Kaghan Valley is home to many a tourist attractions, especially its lakes. There are more than a dozen big and small lakes in the valley, but three are more popular among the tourists: Saiful Muluk Lake, Dudipatsar Lake and Lulusar Lake.

Saiful Muluk, named in a folktale—the Qissa Saiful Muluk—about a romance between a Persia prince and a fairy princess. In the folktale. The lake is mentioned as the meeting site of the lovers in the folktale. lake Saiful Muluk is 10,578 feet (3,224 m) above the sea level, it is one of the highest and most beautiful lakes in Pakistan. The water of this over a mile in diameter oval shaped lake is spectacularly clear with a slight green tone.

Hidden behind the hill, Lake Lulusar has a baby lake.

It is accessible by a jeep road during the summer months or can be reached by tracking from the nearest town Naran, some 10 kilometers away in four to five hours. The clarity of the water comes from the multiple glaciers all around the high basin feeding the lake.

Dudipat Lake is enclosed with high peaks. It is one of the hardest places to reach in the valley, requiring a tough hike lasting four to seven hours. The hike is rewarding, as tourists are greeted with green pastures and the lake's blue-green waters.

Lulusar Lake is approximately 48 kilometers away from Naran and has an altitude of 10,910 feet (3,330 m). Surrounded by wildflowers in almost all colors imaginable, this lake is the main source for the Kunhar River.

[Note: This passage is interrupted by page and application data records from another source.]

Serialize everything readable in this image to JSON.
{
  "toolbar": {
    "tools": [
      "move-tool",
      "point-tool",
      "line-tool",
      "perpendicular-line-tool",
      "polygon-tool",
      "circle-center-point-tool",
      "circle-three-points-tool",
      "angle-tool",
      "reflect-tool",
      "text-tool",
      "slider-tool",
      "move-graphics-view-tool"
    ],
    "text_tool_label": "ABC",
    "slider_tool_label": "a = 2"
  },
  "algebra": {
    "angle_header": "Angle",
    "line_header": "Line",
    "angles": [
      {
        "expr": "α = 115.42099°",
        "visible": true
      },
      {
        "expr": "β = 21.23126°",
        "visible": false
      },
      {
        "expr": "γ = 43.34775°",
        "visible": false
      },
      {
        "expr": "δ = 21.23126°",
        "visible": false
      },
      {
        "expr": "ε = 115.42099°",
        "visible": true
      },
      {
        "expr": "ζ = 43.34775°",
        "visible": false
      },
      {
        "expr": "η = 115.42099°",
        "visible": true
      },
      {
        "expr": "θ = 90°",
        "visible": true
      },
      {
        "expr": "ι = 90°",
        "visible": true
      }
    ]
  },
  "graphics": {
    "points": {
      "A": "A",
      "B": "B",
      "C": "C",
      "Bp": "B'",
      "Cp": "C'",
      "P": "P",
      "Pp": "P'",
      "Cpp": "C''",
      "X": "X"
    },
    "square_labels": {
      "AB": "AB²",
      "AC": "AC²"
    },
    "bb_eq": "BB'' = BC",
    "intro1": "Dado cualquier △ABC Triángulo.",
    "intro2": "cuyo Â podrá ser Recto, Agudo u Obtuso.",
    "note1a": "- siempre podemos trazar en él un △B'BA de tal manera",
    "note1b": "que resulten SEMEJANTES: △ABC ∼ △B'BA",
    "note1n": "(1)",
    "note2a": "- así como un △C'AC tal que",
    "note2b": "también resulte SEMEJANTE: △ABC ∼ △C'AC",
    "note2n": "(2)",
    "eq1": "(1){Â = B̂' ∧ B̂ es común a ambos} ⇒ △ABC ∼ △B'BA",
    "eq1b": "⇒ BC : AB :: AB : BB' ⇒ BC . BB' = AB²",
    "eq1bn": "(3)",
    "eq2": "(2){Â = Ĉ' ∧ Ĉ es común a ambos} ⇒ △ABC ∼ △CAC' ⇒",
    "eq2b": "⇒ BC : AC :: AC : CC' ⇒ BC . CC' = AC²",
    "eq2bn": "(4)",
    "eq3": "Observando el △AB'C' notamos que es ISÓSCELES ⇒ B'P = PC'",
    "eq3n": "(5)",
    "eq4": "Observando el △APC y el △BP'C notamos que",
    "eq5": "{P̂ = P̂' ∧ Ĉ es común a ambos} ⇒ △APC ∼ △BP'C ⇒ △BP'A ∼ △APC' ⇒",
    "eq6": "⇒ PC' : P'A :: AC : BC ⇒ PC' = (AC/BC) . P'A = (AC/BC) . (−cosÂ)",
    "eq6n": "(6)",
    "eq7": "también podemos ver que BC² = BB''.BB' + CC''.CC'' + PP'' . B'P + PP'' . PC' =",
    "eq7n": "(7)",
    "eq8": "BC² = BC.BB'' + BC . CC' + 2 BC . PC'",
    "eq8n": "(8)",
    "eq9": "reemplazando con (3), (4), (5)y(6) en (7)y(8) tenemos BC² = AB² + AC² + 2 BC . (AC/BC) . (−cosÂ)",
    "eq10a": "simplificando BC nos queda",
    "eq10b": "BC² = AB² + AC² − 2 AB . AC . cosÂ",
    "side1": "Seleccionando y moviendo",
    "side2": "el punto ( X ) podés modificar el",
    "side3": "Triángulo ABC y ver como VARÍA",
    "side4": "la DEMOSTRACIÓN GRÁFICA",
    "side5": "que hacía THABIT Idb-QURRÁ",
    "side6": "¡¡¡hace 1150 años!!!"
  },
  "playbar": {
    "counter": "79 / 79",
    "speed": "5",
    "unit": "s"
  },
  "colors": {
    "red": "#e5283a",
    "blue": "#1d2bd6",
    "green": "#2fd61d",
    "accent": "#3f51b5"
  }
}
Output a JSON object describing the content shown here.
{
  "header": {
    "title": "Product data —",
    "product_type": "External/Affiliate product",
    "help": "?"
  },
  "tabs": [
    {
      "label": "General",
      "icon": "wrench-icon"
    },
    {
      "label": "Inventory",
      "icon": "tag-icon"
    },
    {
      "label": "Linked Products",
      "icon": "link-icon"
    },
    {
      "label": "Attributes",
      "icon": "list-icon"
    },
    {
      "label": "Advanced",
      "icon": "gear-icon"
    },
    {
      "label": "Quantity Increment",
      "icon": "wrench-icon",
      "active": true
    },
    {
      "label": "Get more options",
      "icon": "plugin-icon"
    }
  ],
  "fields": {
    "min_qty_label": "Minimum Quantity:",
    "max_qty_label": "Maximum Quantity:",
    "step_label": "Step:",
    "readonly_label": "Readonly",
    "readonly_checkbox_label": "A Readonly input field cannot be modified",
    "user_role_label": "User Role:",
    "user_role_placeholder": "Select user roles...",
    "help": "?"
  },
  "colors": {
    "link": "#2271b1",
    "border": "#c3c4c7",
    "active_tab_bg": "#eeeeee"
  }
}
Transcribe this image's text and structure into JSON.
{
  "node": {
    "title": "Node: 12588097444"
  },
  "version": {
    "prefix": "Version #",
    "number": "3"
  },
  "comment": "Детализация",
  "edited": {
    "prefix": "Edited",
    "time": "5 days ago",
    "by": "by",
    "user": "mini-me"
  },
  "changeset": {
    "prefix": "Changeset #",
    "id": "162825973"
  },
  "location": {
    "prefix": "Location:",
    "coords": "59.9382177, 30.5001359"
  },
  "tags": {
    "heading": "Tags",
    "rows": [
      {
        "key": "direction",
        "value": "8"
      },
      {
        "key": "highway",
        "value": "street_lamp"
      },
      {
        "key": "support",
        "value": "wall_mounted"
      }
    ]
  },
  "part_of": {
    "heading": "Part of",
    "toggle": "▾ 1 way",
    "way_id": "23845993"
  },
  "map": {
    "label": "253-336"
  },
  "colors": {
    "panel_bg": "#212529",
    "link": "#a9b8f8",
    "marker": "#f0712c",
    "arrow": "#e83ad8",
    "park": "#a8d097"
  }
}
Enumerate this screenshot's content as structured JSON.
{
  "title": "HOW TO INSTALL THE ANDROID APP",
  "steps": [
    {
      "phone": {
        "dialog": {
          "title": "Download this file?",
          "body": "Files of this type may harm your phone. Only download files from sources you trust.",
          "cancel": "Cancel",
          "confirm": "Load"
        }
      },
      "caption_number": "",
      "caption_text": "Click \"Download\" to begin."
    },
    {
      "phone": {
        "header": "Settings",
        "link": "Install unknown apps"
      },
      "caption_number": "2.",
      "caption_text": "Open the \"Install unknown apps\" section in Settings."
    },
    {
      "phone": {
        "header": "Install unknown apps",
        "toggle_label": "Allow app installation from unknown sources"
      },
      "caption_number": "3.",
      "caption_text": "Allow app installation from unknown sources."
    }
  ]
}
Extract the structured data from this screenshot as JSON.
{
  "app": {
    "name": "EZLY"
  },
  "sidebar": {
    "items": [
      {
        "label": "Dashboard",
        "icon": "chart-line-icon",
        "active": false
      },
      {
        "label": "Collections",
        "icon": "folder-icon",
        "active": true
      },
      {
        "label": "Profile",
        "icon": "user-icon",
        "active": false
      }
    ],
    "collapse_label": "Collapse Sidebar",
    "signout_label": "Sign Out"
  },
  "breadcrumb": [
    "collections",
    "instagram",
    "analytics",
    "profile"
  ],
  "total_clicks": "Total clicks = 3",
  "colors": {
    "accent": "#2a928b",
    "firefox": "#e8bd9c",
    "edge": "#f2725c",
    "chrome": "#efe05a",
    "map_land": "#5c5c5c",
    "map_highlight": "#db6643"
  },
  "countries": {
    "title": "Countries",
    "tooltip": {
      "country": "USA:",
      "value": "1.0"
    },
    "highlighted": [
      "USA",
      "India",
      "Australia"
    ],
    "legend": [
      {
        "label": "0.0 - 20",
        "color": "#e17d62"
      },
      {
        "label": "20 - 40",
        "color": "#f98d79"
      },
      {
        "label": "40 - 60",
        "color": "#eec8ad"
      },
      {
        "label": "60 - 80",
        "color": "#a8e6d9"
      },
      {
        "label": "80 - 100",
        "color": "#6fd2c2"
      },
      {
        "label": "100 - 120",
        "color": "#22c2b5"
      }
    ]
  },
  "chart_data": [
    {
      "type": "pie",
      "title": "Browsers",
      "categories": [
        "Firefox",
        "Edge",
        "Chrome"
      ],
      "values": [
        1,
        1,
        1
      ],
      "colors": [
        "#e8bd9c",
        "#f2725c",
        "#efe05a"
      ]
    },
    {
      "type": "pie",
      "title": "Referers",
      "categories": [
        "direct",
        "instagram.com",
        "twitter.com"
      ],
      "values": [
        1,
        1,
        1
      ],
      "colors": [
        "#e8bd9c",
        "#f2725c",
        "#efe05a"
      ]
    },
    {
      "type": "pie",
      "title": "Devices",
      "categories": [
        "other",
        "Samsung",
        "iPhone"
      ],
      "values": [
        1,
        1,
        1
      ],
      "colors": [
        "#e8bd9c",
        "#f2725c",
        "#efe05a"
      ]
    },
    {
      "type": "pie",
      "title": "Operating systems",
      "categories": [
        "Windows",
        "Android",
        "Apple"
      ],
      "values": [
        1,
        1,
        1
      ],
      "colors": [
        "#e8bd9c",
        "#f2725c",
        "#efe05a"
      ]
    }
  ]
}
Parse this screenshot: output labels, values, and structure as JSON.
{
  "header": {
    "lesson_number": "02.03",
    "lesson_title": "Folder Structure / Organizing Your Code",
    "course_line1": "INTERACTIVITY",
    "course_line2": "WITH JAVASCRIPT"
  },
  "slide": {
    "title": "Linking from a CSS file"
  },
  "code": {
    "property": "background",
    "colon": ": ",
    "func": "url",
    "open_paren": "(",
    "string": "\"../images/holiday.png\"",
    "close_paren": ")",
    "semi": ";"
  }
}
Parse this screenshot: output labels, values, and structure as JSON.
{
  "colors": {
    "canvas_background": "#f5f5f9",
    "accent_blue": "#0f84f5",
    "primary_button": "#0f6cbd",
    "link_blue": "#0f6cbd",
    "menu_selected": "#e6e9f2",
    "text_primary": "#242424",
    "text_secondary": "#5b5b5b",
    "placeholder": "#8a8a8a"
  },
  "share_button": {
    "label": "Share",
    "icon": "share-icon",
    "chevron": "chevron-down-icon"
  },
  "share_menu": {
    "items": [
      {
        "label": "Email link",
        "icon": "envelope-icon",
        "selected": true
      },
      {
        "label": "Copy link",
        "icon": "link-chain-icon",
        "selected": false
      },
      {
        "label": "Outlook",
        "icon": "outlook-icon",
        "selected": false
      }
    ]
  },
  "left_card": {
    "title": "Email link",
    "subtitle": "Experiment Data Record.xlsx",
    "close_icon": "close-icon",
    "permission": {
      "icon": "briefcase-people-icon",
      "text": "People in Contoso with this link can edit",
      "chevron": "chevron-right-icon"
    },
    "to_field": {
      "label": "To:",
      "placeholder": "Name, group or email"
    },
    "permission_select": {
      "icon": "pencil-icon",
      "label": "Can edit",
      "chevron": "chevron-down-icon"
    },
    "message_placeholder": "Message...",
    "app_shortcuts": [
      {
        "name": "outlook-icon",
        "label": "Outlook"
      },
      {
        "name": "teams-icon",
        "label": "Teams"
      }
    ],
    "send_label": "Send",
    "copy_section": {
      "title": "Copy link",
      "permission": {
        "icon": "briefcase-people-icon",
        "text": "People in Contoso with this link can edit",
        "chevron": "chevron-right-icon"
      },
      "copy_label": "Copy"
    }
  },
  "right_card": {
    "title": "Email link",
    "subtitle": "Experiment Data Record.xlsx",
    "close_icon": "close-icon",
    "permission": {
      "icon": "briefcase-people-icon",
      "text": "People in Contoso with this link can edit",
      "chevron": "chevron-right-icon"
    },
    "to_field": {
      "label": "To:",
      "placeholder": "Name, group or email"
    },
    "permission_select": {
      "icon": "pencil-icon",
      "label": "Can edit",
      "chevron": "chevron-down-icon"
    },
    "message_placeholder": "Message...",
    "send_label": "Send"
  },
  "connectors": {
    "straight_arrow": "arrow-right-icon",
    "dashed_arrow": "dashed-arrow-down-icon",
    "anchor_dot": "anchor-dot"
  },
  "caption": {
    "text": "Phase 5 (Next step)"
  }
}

Lake Lulusar is said to be one of the most tranquil spots on the Kaghan Valley, the lake is fenced by snow-capped mountains whose image is reflected on the standstill blue-green waters of this approximately three-kilometer-long L-shaped lake.

There are many hotels in the Naran.



Fishing is the chief sport in Kaghan. Brown Trout and Mahasher are stocked in pure silvery waters in the upper parts of the valley. The Kunhar river trout is considered to be the best throughout the sub-continent. Fishing licenses are issued by the 'Fisheries Department at Naran' or by the 'Trout Hatchery' at Shinu. Apart from this there are some other private trout fish farms at Kawai (also spelled as Kiwai) and Kahania. Fishing equipment is also available.


One of the most interesting features of the Kaghan area is the Gujar (herder) families you'll see along the way bringing their animals up to the summer pastures. The Kaghan valley is one of their most popular destinations in Pakistan. You will find them camped along the road in their tents or moving up the valley with their goats, sheep and pack animals around the start of summer and on their way back to lower altitudes around the beginning of winter.


kaghan aohn

External links[edit]

Coordinates: 34°46′42″N 73°31′31″E / 34.7782°N 73.5254°E / 34.7782; 73.5254